Naomi Campbell Discovers
The face value of scienceby Alice Shirrell Kaswell
"Life in Your Twenties" is an entire new sub-discipline in the ancient, honorable, and ever-growing field of Celebrity Science. The research journal Swing is perhaps the leading publication for scientists who wish to report their findings on the subject of "Life in Your Twenties." Volume 2, number 6 (the June 1996 issue) of Swing is chock-a-block with landmark reports.
An unnamed Swing investigator reports that (a) green nail polish does not "look stupid" on her; (b) a brand of cigarette called "Virginia Slims" is "a woman thing"; and (c) the Surgeon General of the United States has issued a warning that cigarette smoke contains carbon monoxide. The entire first-person, albeit anonymous, report appears on page 11.
What to Do, What to Do
There is a blossoming in the study of addiction. Psychologist, psychiatrists, psychotherapists and many other people spend more and more of their time observing, classifying and describing various kinds of addiction. On pages 41-49, Investigator David Hochman reports, simply and eloquently:
I am addicted to advice.
Hochman has been collecting advice from a variety of donors. Here are two highlights of his work.
J. Russell Leatherman, a magnate who runs a telephone-based information service, advises how to handle people on the telephone:
The phone’s a great place to puff yourself up like a big fish. The people at the other end of the line don’t know you only have 30 cents in your pocket, so talk like you really know what you’re doing.
Supermodel Naomi Campbell advises on how to make a good impression:
I still believe in the old-fashioned approach: a firm handshake, making eye contact, thinking confidently, and keeping up a good physical appearance, especially in terms of your nails and hairdo.

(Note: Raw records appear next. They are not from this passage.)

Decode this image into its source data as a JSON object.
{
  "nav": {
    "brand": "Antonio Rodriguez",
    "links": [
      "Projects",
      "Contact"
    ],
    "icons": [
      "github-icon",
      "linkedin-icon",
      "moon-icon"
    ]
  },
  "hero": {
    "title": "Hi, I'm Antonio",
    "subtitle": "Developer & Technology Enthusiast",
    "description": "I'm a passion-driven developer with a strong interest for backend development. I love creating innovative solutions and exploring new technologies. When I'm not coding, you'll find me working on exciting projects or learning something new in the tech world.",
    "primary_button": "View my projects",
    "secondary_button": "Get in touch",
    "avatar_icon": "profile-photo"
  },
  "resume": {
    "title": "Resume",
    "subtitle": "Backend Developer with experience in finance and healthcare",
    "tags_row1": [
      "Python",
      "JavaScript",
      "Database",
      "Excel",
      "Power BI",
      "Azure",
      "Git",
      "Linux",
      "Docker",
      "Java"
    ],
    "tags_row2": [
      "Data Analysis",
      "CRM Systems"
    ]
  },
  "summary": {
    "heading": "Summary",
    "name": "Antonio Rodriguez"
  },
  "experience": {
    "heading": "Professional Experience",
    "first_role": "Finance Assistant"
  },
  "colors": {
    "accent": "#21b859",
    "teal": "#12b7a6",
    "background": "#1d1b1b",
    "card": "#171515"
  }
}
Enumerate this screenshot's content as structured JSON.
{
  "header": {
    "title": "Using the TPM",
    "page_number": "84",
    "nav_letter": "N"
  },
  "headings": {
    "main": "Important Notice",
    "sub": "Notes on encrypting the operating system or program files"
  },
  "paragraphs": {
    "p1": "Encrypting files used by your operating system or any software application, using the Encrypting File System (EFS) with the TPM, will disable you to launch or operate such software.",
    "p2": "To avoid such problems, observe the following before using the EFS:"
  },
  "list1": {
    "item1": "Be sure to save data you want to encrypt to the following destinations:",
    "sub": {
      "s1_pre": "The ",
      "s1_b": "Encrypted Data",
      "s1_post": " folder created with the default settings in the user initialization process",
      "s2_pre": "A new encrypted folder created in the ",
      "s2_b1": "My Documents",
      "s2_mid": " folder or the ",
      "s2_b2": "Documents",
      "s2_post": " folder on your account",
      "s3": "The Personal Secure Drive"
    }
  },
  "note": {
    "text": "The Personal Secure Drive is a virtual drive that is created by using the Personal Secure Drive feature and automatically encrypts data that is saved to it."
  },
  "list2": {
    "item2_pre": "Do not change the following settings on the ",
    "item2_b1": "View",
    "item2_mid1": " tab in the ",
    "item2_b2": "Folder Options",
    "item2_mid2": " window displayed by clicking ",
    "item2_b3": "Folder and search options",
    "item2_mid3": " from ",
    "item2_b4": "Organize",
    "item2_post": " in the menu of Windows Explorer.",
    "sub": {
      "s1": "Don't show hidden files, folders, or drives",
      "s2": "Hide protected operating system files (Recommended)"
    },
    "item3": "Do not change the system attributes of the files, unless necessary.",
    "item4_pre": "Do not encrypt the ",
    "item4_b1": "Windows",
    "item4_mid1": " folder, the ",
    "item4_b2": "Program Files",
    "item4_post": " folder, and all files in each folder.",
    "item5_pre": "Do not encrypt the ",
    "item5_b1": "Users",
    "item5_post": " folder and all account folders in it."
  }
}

Hochman also draws on the work of investigator Les Krantz to report an unrelated yet fascinating finding that the least stressful profession one can pursue is that of medical records technician.
Copyright © 1996 The Annals of Improbable Research (AIR). All rights reserved.